My friend Sarah, as planned, showed up at 1 p.m. By now it was both raining and snowing out. I said we had three options. We could hang out inside, we could go for a ride, or we could drive Hrimmi. She said we should do the latter. She was the motivator because it was (I thought) really nasty out.
We gathered together the necessary gear – the cart, the harness, the grooming implements, the boots, the driving whip, and Hrimmi’s bitless bridle. Had I really believed we were going to do this I would have gotten things together beforehand. This was why it took a while to locate things.
We finally got Hrimmi out and prepared her for ground driving. She was slow to move, so I used the supplement lid target. This motivated her some. Sarah drove, and I walked alongside Hrimmi, playing cheerleader/coach. Finally, we returned to feeding central, where Pete was waiting for our next venture, driving. We put the cart in place and hooked her up. I’d planned for Pete and I to walk alongside Hrimmi and for Sarah to drive. Pete wanted to bring Ryder, but I said no; what I didn’t add was that an additional hand might be needed if there was a mishap.

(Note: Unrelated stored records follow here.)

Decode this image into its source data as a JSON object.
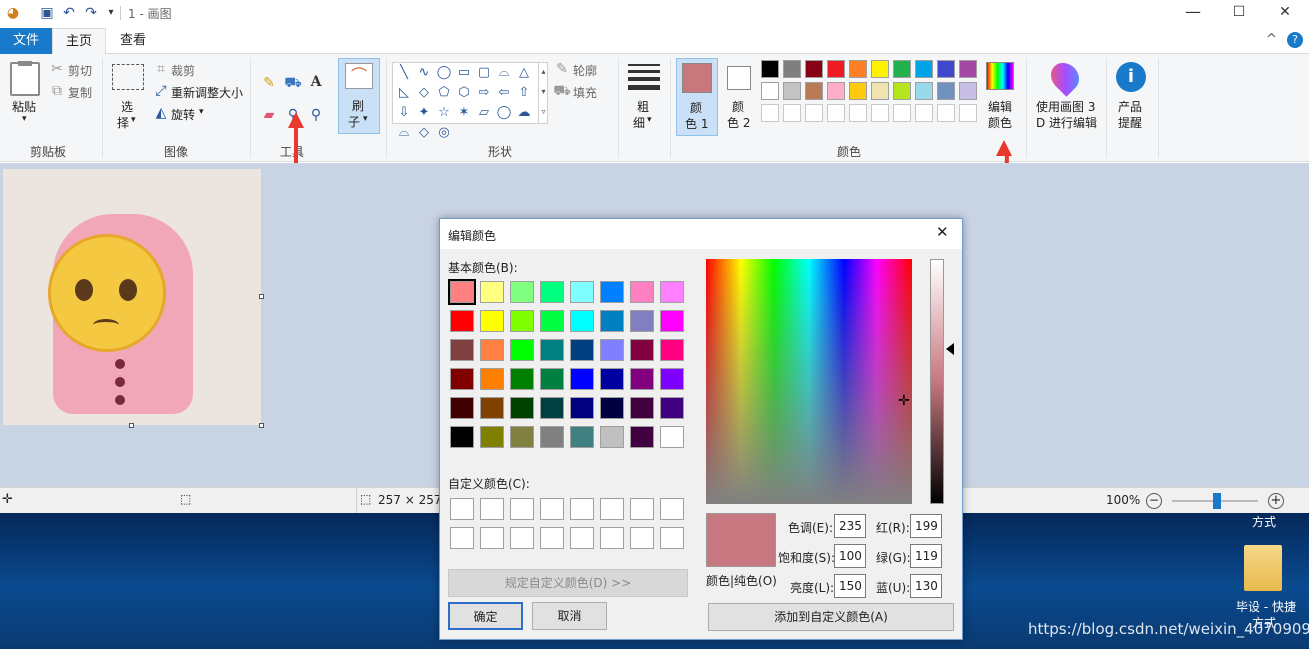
{
  "window": {
    "title": "1 - 画图",
    "min_icon": "—",
    "max_icon": "☐",
    "close_icon": "✕"
  },
  "tabs": {
    "file": "文件",
    "home": "主页",
    "view": "查看",
    "collapse": "^",
    "help": "?"
  },
  "ribbon": {
    "clipboard": {
      "paste": "粘贴",
      "paste_arrow": "▾",
      "cut": "剪切",
      "copy": "复制",
      "group": "剪贴板"
    },
    "image": {
      "select_1": "选",
      "select_2": "择",
      "select_arrow": "▾",
      "crop": "裁剪",
      "resize": "重新调整大小",
      "rotate": "旋转",
      "rotate_arrow": "▾",
      "group": "图像"
    },
    "tools": {
      "group": "工具"
    },
    "brush": {
      "label_1": "刷",
      "label_2": "子",
      "arrow": "▾"
    },
    "shapes": {
      "outline": "轮廓",
      "fill": "填充",
      "group": "形状",
      "shape_glyphs": [
        "╲",
        "∿",
        "◯",
        "▭",
        "▢",
        "⌓",
        "△",
        "◺",
        "◇",
        "⬠",
        "⬡",
        "⇨",
        "⇦",
        "⇧",
        "⇩",
        "✦",
        "☆",
        "✶",
        "▱",
        "◯",
        "☁",
        "⌓",
        "◇",
        "◎"
      ]
    },
    "size": {
      "label_1": "粗",
      "label_2": "细",
      "arrow": "▾"
    },
    "colors": {
      "color1_1": "颜",
      "color1_2": "色 1",
      "color2_1": "颜",
      "color2_2": "色 2",
      "color1_value": "#c8787d",
      "color2_value": "#ffffff",
      "palette_row1": [
        "#000000",
        "#7f7f7f",
        "#880015",
        "#ed1c24",
        "#ff7f27",
        "#fff200",
        "#22b14c",
        "#00a2e8",
        "#3f48cc",
        "#a349a4"
      ],
      "palette_row2": [
        "#ffffff",
        "#c3c3c3",
        "#b97a57",
        "#ffaec9",
        "#ffc90e",
        "#efe4b0",
        "#b5e61d",
        "#99d9ea",
        "#7092be",
        "#c8bfe7"
      ],
      "edit_1": "编辑",
      "edit_2": "颜色",
      "group": "颜色"
    },
    "paint3d": {
      "label_1": "使用画图 3",
      "label_2": "D 进行编辑"
    },
    "product": {
      "label_1": "产品",
      "label_2": "提醒"
    }
  },
  "status": {
    "size": "257 × 257",
    "zoom": "100%",
    "zoom_minus": "−",
    "zoom_plus": "+",
    "zoom_level": 0.52
  },
  "desktop": {
    "icon_label_top": "方式",
    "icon_label_1": "毕设 - 快捷",
    "icon_label_2": "方式",
    "watermark": "https://blog.csdn.net/weixin_40709094"
  },
  "dialog": {
    "title": "编辑颜色",
    "close": "✕",
    "basic_label": "基本颜色(B):",
    "basic_colors": [
      "#ff8080",
      "#ffff80",
      "#80ff80",
      "#00ff80",
      "#80ffff",
      "#0080ff",
      "#ff80c0",
      "#ff80ff",
      "#ff0000",
      "#ffff00",
      "#80ff00",
      "#00ff40",
      "#00ffff",
      "#0080c0",
      "#8080c0",
      "#ff00ff",
      "#804040",
      "#ff8040",
      "#00ff00",
      "#008080",
      "#004080",
      "#8080ff",
      "#800040",
      "#ff0080",
      "#800000",
      "#ff8000",
      "#008000",
      "#008040",
      "#0000ff",
      "#0000a0",
      "#800080",
      "#8000ff",
      "#400000",
      "#804000",
      "#004000",
      "#004040",
      "#000080",
      "#000040",
      "#400040",
      "#400080",
      "#000000",
      "#808000",
      "#808040",
      "#808080",
      "#408080",
      "#c0c0c0",
      "#400040",
      "#ffffff"
    ],
    "custom_label": "自定义颜色(C):",
    "define_button": "规定自定义颜色(D) >>",
    "ok": "确定",
    "cancel": "取消",
    "preview_label": "颜色|纯色(O)",
    "preview_color": "#c7777f",
    "hue_label": "色调(E):",
    "hue": "235",
    "sat_label": "饱和度(S):",
    "sat": "100",
    "lum_label": "亮度(L):",
    "lum": "150",
    "red_label": "红(R):",
    "red": "199",
    "green_label": "绿(G):",
    "green": "119",
    "blue_label": "蓝(U):",
    "blue": "130",
    "add_button": "添加到自定义颜色(A)"
  }
}
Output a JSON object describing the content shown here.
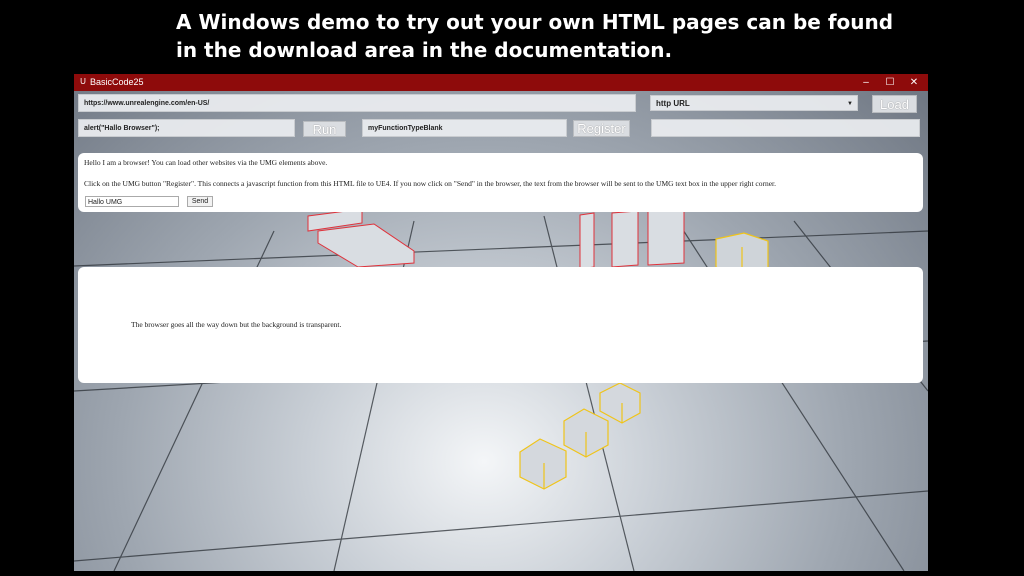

We set out; again Hrimmi would not leave the yard. I had Pete get Steady Eddy Tinni, the idea being that we’d use him as a rabbit. This, plus the use of the target, worked well. There is an adage in the horse training world that you have succeeded if what you are doing ends on a good note. Well, we were successful because on the home stretch Hrimmi hit her stride and trotted with considerable enthusiasm, in the direction of feed central.
I was very pleased that this went so well. I was also amazed that Sarah was both patient and accepting of my unorthodox training methods. So many would have scoffed and said I instead needed to show her who is boss. Instead, Sarah remained open to possibilities, for which I am grateful.
We put horse and gear away and then came inside and drank hot chocolate. The primary topic of conversation was how do we get people involved in the various service organizations that we are a part of, most notably, the Backcountry Horsemen of Alaska and Mat-Sar, the local search and rescue group. (The latter has a horse component.) It struck me as ironic that we, who are so incredibly busy and have no additional time to spare, have all committed ourselves to doing more volunteer outreach for both organizations. How many balls can we all juggle? I guess we’ll see. I’m just not going to let it all overwhelm me.
It was snowing when Sarah left. I took Tyra and Ryder for a woods walk and let both run loose. Tyra leapt and bucked and snorted and raced up and down the trail – her coat the color of the landscape, sepia. I felt great joy in the beauty of the landscape and having done right by her.
Lastly, I took Raudi for a walk around the loop. I felt bad, she wanted to move out, but I was wearing my rubber boots, so I could not run fast. Tomorrow, I told her, we’ll go for a more lengthy outing.
Next: 302. 10/29/18: Snow Day